Dataset records Start Marker

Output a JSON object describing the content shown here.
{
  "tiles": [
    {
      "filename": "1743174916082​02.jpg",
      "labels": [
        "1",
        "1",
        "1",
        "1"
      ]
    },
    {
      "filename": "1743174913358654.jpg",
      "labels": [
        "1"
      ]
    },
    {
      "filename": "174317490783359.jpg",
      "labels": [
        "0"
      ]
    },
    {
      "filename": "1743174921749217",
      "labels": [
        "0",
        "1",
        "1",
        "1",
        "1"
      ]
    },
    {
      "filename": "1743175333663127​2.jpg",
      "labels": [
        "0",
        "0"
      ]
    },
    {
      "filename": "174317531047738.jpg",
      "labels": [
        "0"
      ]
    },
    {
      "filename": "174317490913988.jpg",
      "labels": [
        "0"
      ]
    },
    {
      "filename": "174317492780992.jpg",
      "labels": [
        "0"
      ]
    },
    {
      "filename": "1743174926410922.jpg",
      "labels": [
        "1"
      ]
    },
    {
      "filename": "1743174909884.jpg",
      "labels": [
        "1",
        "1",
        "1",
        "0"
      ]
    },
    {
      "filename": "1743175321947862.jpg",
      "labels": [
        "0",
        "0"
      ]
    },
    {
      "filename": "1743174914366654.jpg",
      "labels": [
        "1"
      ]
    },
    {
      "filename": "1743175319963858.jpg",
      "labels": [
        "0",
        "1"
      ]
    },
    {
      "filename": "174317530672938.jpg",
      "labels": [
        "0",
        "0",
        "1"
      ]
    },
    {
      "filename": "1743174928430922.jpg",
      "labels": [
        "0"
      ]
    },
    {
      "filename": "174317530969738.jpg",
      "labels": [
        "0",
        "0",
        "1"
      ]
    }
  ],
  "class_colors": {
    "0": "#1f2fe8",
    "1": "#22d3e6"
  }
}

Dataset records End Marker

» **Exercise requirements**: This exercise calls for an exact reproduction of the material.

» **Answer section**:
Output a JSON object describing the content shown here.
{
  "tiles": [
    {
      "filename": "1743174916082​02.jpg",
      "labels": [
        "1",
        "1",
        "1",
        "1"
      ]
    },
    {
      "filename": "1743174913358654.jpg",
      "labels": [
        "1"
      ]
    },
    {
      "filename": "174317490783359.jpg",
      "labels": [
        "0"
      ]
    },
    {
      "filename": "1743174921749217",
      "labels": [
        "0",
        "1",
        "1",
        "1",
        "1"
      ]
    },
    {
      "filename": "1743175333663127​2.jpg",
      "labels": [
        "0",
        "0"
      ]
    },
    {
      "filename": "174317531047738.jpg",
      "labels": [
        "0"
      ]
    },
    {
      "filename": "174317490913988.jpg",
      "labels": [
        "0"
      ]
    },
    {
      "filename": "174317492780992.jpg",
      "labels": [
        "0"
      ]
    },
    {
      "filename": "1743174926410922.jpg",
      "labels": [
        "1"
      ]
    },
    {
      "filename": "1743174909884.jpg",
      "labels": [
        "1",
        "1",
        "1",
        "0"
      ]
    },
    {
      "filename": "1743175321947862.jpg",
      "labels": [
        "0",
        "0"
      ]
    },
    {
      "filename": "1743174914366654.jpg",
      "labels": [
        "1"
      ]
    },
    {
      "filename": "1743175319963858.jpg",
      "labels": [
        "0",
        "1"
      ]
    },
    {
      "filename": "174317530672938.jpg",
      "labels": [
        "0",
        "0",
        "1"
      ]
    },
    {
      "filename": "1743174928430922.jpg",
      "labels": [
        "0"
      ]
    },
    {
      "filename": "174317530969738.jpg",
      "labels": [
        "0",
        "0",
        "1"
      ]
    }
  ],
  "class_colors": {
    "0": "#1f2fe8",
    "1": "#22d3e6"
  }
}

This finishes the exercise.